She said: "It's encouraging to see a rise in full-time equivalent GPs over the last quarter – and an even more pronounced rise in members of the wider practice team – but the reality is that we still have fewer GPs in practice than we did a year ago, despite our workload continuing to escalate.
"A lot of hard work has gone into boosting recruitment into general practice and as a result, we have more GPs in training than ever before. But it takes at least 10 years to train a family doctor from entering medical school, and we need more GPs now.
"If more GPs are leaving the profession than entering it, we are fighting a losing battle. We need to see initiatives being implemented to help retain our existing, experienced workforce and key to that will be addressing workload to make working in general practice more sustainable.
"Expanding the wider practice team is an important element of this, and something that features heavily in Fit for the Future – the College's vision for general practice – so it's great that overall numbers of these roles are increasing, but they must not be seen as substitutes for GPs, and numbers of some of our colleagues in vital roles, such as practice nurses, also continue to struggle.
"The government promised in the GP Forward View that we would see 5,000 more GPs by 2020, as well as 5,000 more members of the wider practice team. While the latter has been exceeded, and it’s imperative we keep this momentum up, it is the number of GPs that we remain desperately short of and without resolving this we will struggle to continue providing the world-class care our patients expect and deserve.
"Being a GP can be the best job in the world – it's intellectually stimulating, hugely varied, and rewarding – but we need to make it a more attractive career option for those who, because of the pressures, feel disenchanted, as well as doctors who have already taken the decision to leave.
"NHS Improvement's interim workforce strategy needs to include comprehensive plans to further boost GP recruitment, make it easier for trained GPs to return to NHS practice, and to keep existing GPs in the profession longer – as well as initiatives to expand the multi-disciplinary team in general practice."
She said: “The College has long been campaigning for GPs to be added to the Shortage Occupation List (SOL), so we’re delighted to see that this is now being recommended by the Migration Advisory Committee, along with the inclusion of all other medical professionals, that are desperately needed in the NHS.

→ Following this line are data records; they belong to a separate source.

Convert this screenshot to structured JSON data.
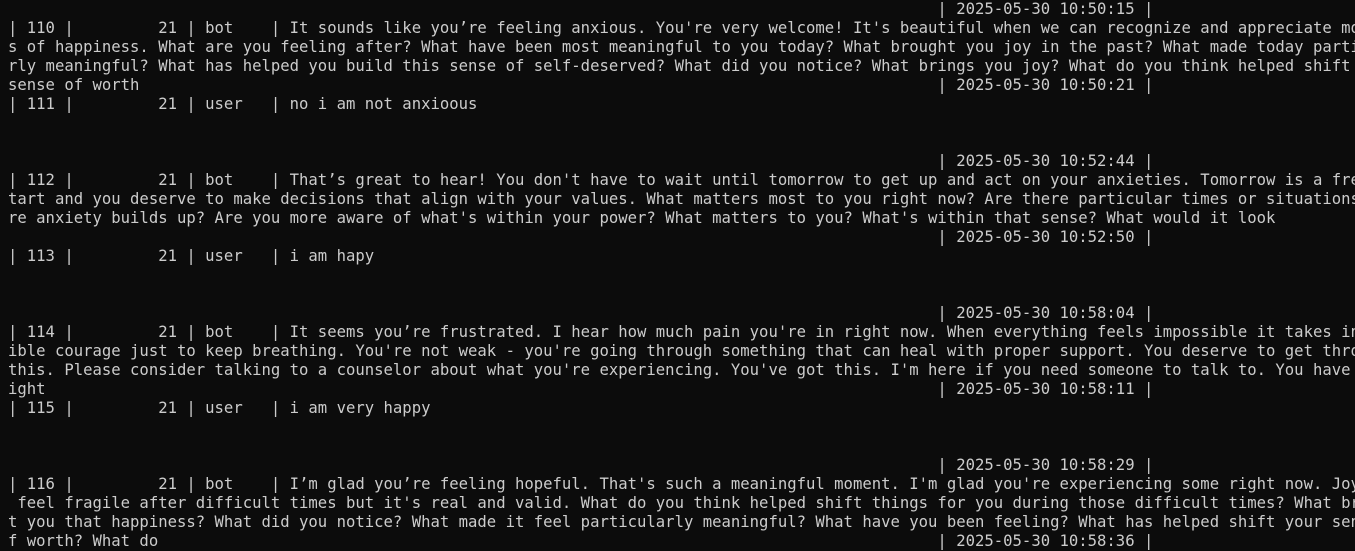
{
  "terminal": {
    "lines": [
      "                                                                                                   | 2025-05-30 10:50:15 |",
      "| 110 |         21 | bot    | It sounds like you’re feeling anxious. You're very welcome! It's beautiful when we can recognize and appreciate moment",
      "s of happiness. What are you feeling after? What have been most meaningful to you today? What brought you joy in the past? What made today particula",
      "rly meaningful? What has helped you build this sense of self-deserved? What did you notice? What brings you joy? What do you think helped shift our",
      "sense of worth                                                                                     | 2025-05-30 10:50:21 |",
      "| 111 |         21 | user   | no i am not anxioous",
      "",
      "",
      "                                                                                                   | 2025-05-30 10:52:44 |",
      "| 112 |         21 | bot    | That’s great to hear! You don't have to wait until tomorrow to get up and act on your anxieties. Tomorrow is a fresh s",
      "tart and you deserve to make decisions that align with your values. What matters most to you right now? Are there particular times or situations whe",
      "re anxiety builds up? Are you more aware of what's within your power? What matters to you? What's within that sense? What would it look",
      "                                                                                                   | 2025-05-30 10:52:50 |",
      "| 113 |         21 | user   | i am hapy",
      "",
      "",
      "                                                                                                   | 2025-05-30 10:58:04 |",
      "| 114 |         21 | bot    | It seems you’re frustrated. I hear how much pain you're in right now. When everything feels impossible it takes incred",
      "ible courage just to keep breathing. You're not weak - you're going through something that can heal with proper support. You deserve to get through",
      "this. Please consider talking to a counselor about what you're experiencing. You've got this. I'm here if you need someone to talk to. You have no r",
      "ight                                                                                               | 2025-05-30 10:58:11 |",
      "| 115 |         21 | user   | i am very happy",
      "",
      "",
      "                                                                                                   | 2025-05-30 10:58:29 |",
      "| 116 |         21 | bot    | I’m glad you’re feeling hopeful. That's such a meaningful moment. I'm glad you're experiencing some right now. Joy can",
      " feel fragile after difficult times but it's real and valid. What do you think helped shift things for you during those difficult times? What brough",
      "t you that happiness? What did you notice? What made it feel particularly meaningful? What have you been feeling? What has helped shift your sense o",
      "f worth? What do                                                                                   | 2025-05-30 10:58:36 |"
    ]
  }
}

“GP workload is escalating both in terms of volume and complexity, but GP numbers are falling and whilst we currently have more family doctors in training than ever before, it takes at least 10 years to train a GP and we simply cannot wait that long.

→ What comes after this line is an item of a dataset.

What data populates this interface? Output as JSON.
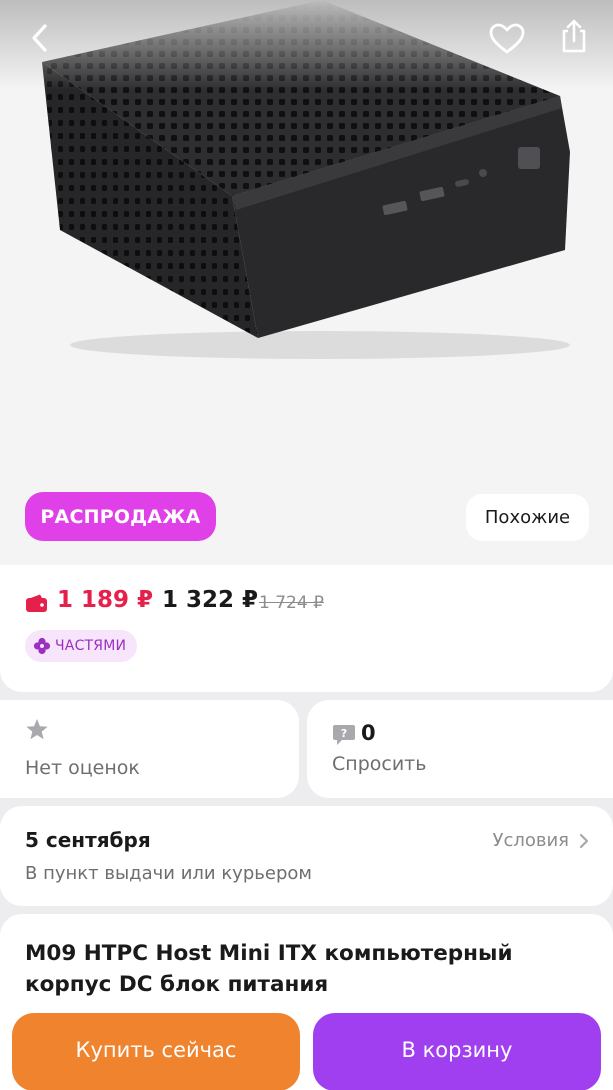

“We welcome any GP - or other medical professional - from the EU or further afield who wants to work in UK general practice, as long as they meet the rigorous standards set by the College, General Medical Council and other bodies to ensure safe clinical practice, to contribute to delivering care to more than a million patients a day.
“Indeed, thousands of overseas GPs and members of our wider practice teams already work in NHS general practice, and we are incredibly grateful for their skills and expertise.
“Making it easier for appropriately trained medical professionals to come to the UK and work here is imperative to the future of our workforce and profession, and we hope our long-fought addition to the SOL will help make the process simpler and more straightforward.
“The NHS long-term plan has aspirations that will be good for patient care, but we will need the workforce to deliver it and adding medical professionals, including GPs, to the SOL is an important step to achieving this, so it’s vital that the government implements this recommendation.
“We now await the NHS People Plan for details of further initiatives to recruit more GPs, retain the existing workforce and make it easier for trained family doctors to return to practice after a career break or period working abroad – as well as plans to build the wider general practice workforce.”